Coffee cherries, which contain the coffee beans, grow on coffee plants.
The harvested raw beans are first dried or fermented – and then roasted. The most common processing method is the wet process, as it is said that this method brings out the high-quality aroma and flavour particularly well. In this process, the beans are separated from the pulp and immersed in water for 12 to 36 hours. Thereafter, the residual moisture is reduced to 12% in drying areas.
The first steps in the process take place in the countries of origin. However, the roasting – as it is an important step in the production of high-quality coffee – is performed by coffee roasters such as J.J.Darboven.
The roasting process has a decisive influence on the quality of a coffee. This is why it is a top priority for us at J.J.Darboven.

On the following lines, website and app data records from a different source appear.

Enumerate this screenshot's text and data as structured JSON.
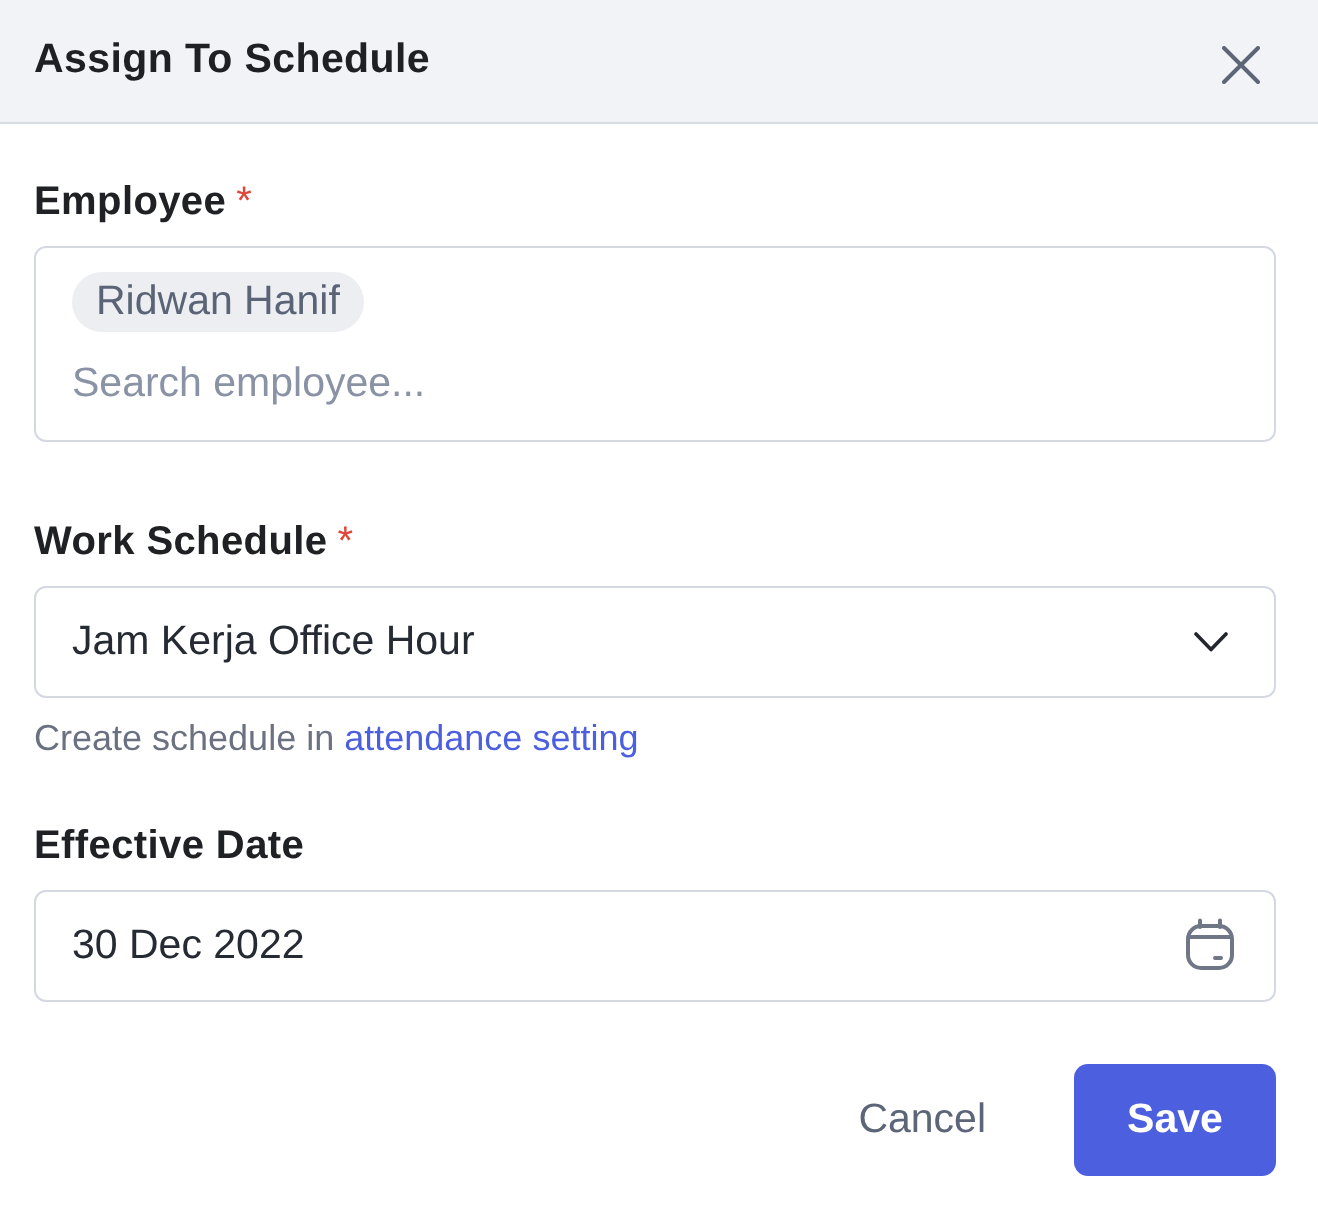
{
  "dialog": {
    "title": "Assign To Schedule"
  },
  "fields": [
    {
      "kind": "tags",
      "label": "Employee",
      "required_mark": "*",
      "tags": [
        "Ridwan Hanif"
      ],
      "placeholder": "Search employee..."
    },
    {
      "kind": "select",
      "label": "Work Schedule",
      "required_mark": "*",
      "value": "Jam Kerja Office Hour",
      "hint": {
        "text": "Create schedule in",
        "link": "attendance setting"
      }
    },
    {
      "kind": "date",
      "label": "Effective Date",
      "value": "30 Dec 2022"
    }
  ],
  "buttons": [
    {
      "kind": "secondary",
      "label": "Cancel"
    },
    {
      "kind": "primary",
      "label": "Save"
    }
  ]
}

Coffee is an evergreen plant that grows as a bush or small tree. There are around 90 species of coffee plant around the world, but only a few are relevant to the coffee we drink each day. Biologists assign it to the genus ‘Coffea’, of the Rubiaceae family, which originates in the Kaffa province of Ethiopia.

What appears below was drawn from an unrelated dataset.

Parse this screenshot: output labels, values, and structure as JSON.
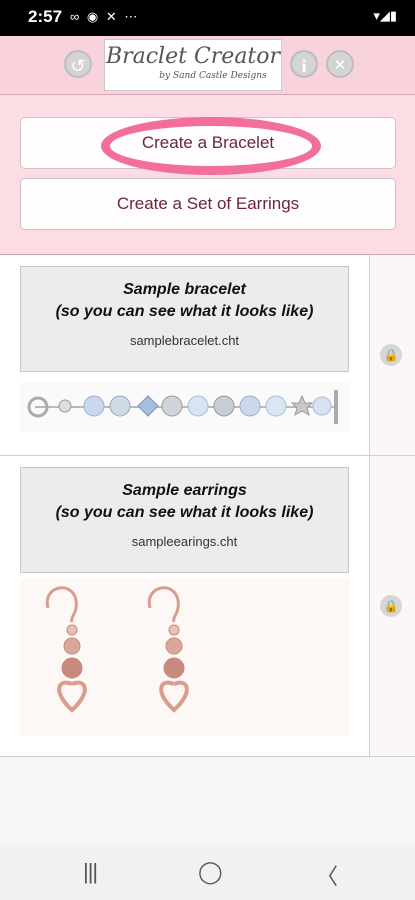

The bushes of coffee plants grow up to four metres in height and have oval leaves with white racemose blossoms. In each of the plant’s drupes, known as coffee cherries, are two seeds, which we know as coffee beans. Depending on the species of coffee plant, the fruits ripen seven to 11 months after pollination and change colour from green to yellow and then red in that period.

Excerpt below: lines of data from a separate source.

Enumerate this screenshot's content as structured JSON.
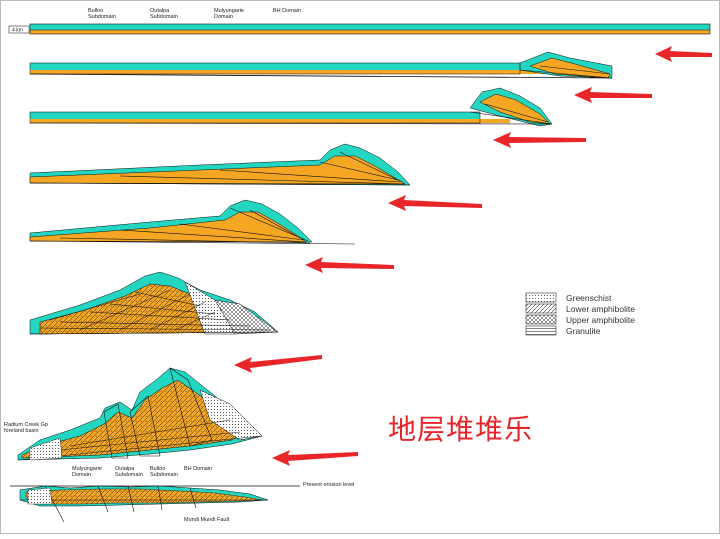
{
  "colors": {
    "cyan": "#22d6c2",
    "orange": "#f5a623",
    "arrow": "#e8262a",
    "line": "#111111"
  },
  "top_labels": [
    {
      "id": "bulloo",
      "text": "Bulloo\nSubdomain"
    },
    {
      "id": "outalpa",
      "text": "Outalpa\nSubdomain"
    },
    {
      "id": "mulyungarie",
      "text": "Mulyungarie\nDomain"
    },
    {
      "id": "bh",
      "text": "BH Domain"
    }
  ],
  "scale_label": "4 km",
  "legend": [
    {
      "label": "Greenschist",
      "pattern": "dots"
    },
    {
      "label": "Lower amphibolite",
      "pattern": "diag"
    },
    {
      "label": "Upper amphibolite",
      "pattern": "cross"
    },
    {
      "label": "Granulite",
      "pattern": "horiz"
    }
  ],
  "bottom_labels": {
    "radium": "Radium Creek Gp\nforeland basin",
    "mulyungarie": "Mulyungarie\nDomain",
    "outalpa": "Outalpa\nSubdomain",
    "bulloo": "Bulloo\nSubdomain",
    "bh": "BH Domain",
    "erosion": "Present erosion level",
    "fault": "Mundi Mundi Fault"
  },
  "title": "地层堆堆乐",
  "arrows": [
    1,
    2,
    3,
    4,
    5,
    6,
    7
  ]
}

Among the approximately 90 different species of coffee plant, the most commonly used are C. arabica (arabica coffee) and C. canephora (robusta coffee) from Africa. Occasionally, the species C. liberica and C. excelsa are also used for coffee production.
The blossoms of coffee bushes are white and form multiflorous flower heads. Following pollination, these are the source of the so-called coffee cherries. These are drupes, and the two seeds inside are what we know as coffee beans.
Coffee originated in tropical Africa and Madagascar, but is now found in all tropical and subtropical regions.
Not all coffee is the same. As well as the species, arabica or robusta, the growing area – known as the provenance – has a major influence on the aroma and appearance of a coffee.
Almost all coffee roasters blend their coffees, not only for financial and taste reasons, but also to even out natural fluctuations in quality and to create the required flavour profile. Beans of widely different provenances can be included in a single blend in order to achieve the desired character.
The two most important coffee types, arabica and robusta, differ in terms of flavour, appearance and price. Accordingly, they also have different areas of application. Thus, robusta should not be left out of certain coffees – such as espresso – as the beans have a low acid content.
With a 61% share of coffee production, arabica is the best-known coffee plant. Arabica only grows at altitude, up to the vegetation border. For this reason, the plant is often described as ‘highland coffee’.
An often elegant, fine and complex aroma can develop in the highlands of South and Central America, as well as in East Africa.
Tropical regions are ideal for the growth of arabica plants, as they offer perfect conditions in terms of precipitation and temperature. This allows the arabica coffee beans to ripen relatively evenly and to be harvested once or twice a year on average.
Coffea canephora differs greatly from the arabica plant in terms of flavour and has a more variegated bean appearance than arabica. It is known for its bitter, stark note and is therefore not to everyone’s taste. It also has a higher caffeine content in the bean. Robusta makes up around 25% of the world’s total coffee production.
This coffee plant also grows in tropical regions. Its ideal growing conditions are found at an altitude of 200 to 600 metres.